◆ **Task to carry out**:
Report how many lines in the entries below have the word "Merge" in them, and give no other words.

(Saved data entries)

+++++

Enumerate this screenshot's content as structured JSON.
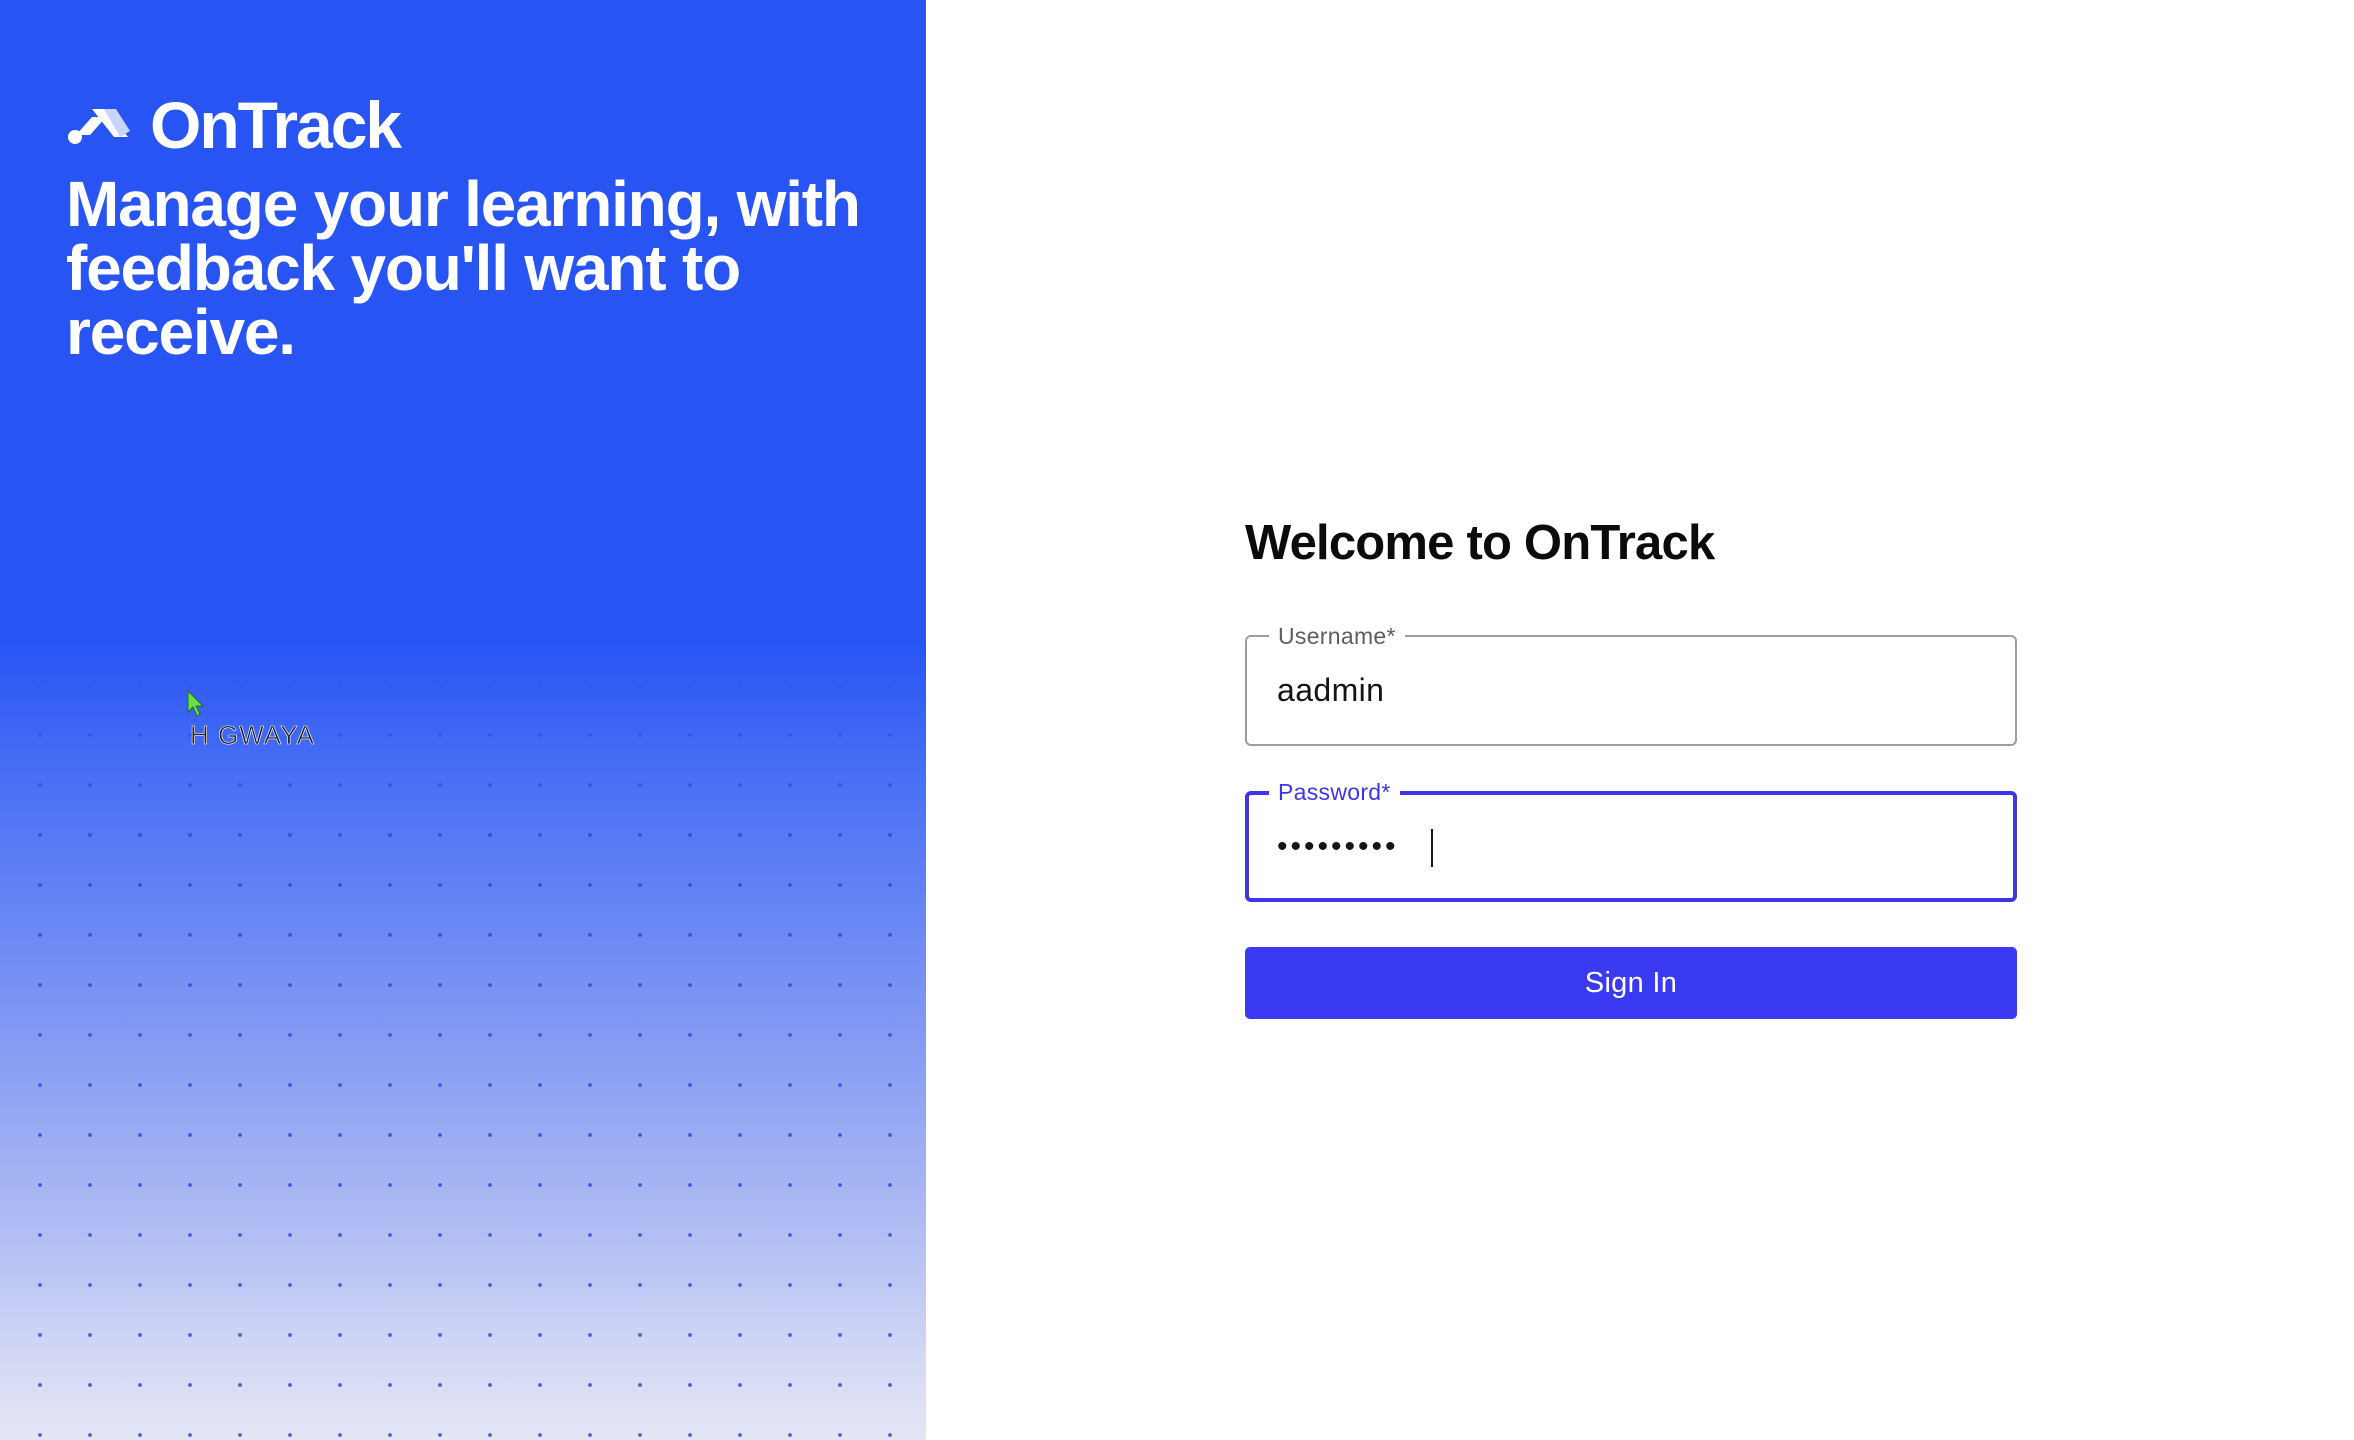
{
  "brand": {
    "name": "OnTrack",
    "icon": "ontrack-logo-icon"
  },
  "hero": {
    "tagline": "Manage your learning, with feedback you'll want to receive.",
    "cursor_label": "H GWAYA"
  },
  "login": {
    "title": "Welcome to OnTrack",
    "username": {
      "label": "Username*",
      "value": "aadmin"
    },
    "password": {
      "label": "Password*",
      "value": "•••••••••"
    },
    "signin_label": "Sign In"
  },
  "colors": {
    "hero_blue": "#2754f3",
    "accent": "#3d35e6",
    "button": "#3a3af3"
  }
}
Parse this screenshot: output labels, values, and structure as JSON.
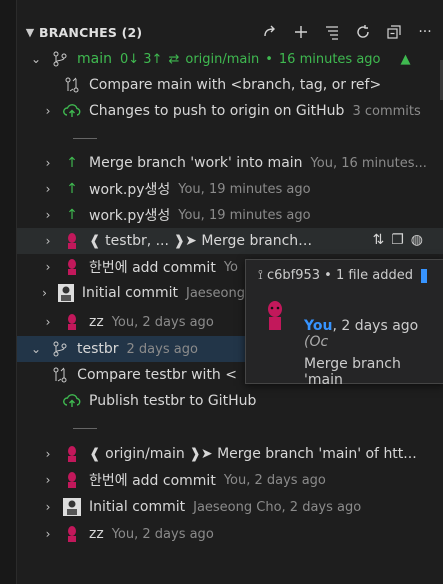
{
  "header": {
    "title": "BRANCHES (2)"
  },
  "branch_main": {
    "name": "main",
    "sync": "0↓ 3↑",
    "remote": "origin/main",
    "time": "16 minutes ago"
  },
  "main_items": {
    "compare": "Compare main with <branch, tag, or ref>",
    "changes": "Changes to push to origin on GitHub",
    "changes_count": "3 commits"
  },
  "main_commits": [
    {
      "msg": "Merge branch 'work' into main",
      "desc": "You, 16 minutes..."
    },
    {
      "msg": "work.py생성",
      "desc": "You, 19 minutes ago"
    },
    {
      "msg": "work.py생성",
      "desc": "You, 19 minutes ago"
    },
    {
      "msg": "❰ testbr, ... ❱➤ Merge branch 'main...",
      "desc": ""
    },
    {
      "msg": "한번에 add commit",
      "desc": "Yo"
    },
    {
      "msg": "Initial commit",
      "desc": "Jaeseong"
    },
    {
      "msg": "zz",
      "desc": "You, 2 days ago"
    }
  ],
  "branch_testbr": {
    "name": "testbr",
    "time": "2 days ago"
  },
  "testbr_items": {
    "compare": "Compare testbr with <",
    "publish": "Publish testbr to GitHub"
  },
  "testbr_commits": [
    {
      "msg": "❰ origin/main ❱➤ Merge branch 'main' of htt...",
      "desc": ""
    },
    {
      "msg": "한번에 add commit",
      "desc": "You, 2 days ago"
    },
    {
      "msg": "Initial commit",
      "desc": "Jaeseong Cho, 2 days ago"
    },
    {
      "msg": "zz",
      "desc": "You, 2 days ago"
    }
  ],
  "hover": {
    "commit": "c6bf953 • 1 file added",
    "author": "You",
    "time": ", 2 days ago",
    "extra": "(Oc",
    "message": "Merge branch 'main"
  },
  "colors": {
    "accent": "#3794ff",
    "green": "#3fb950",
    "bg": "#1e1e1e"
  }
}
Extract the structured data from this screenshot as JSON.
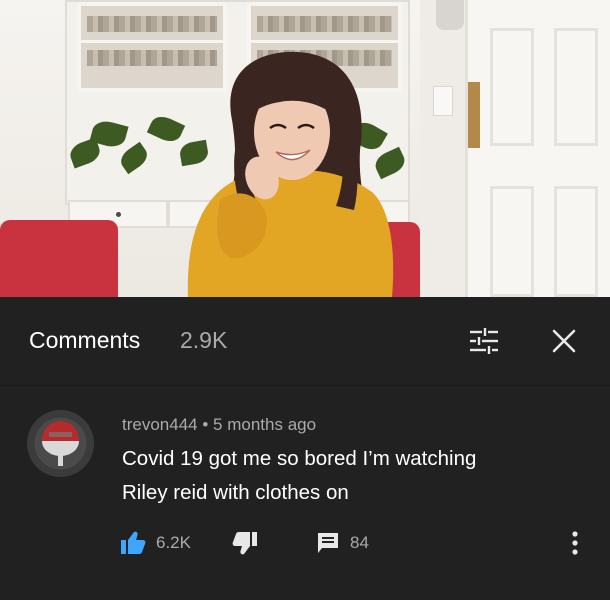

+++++

◆ **Written answer**:
4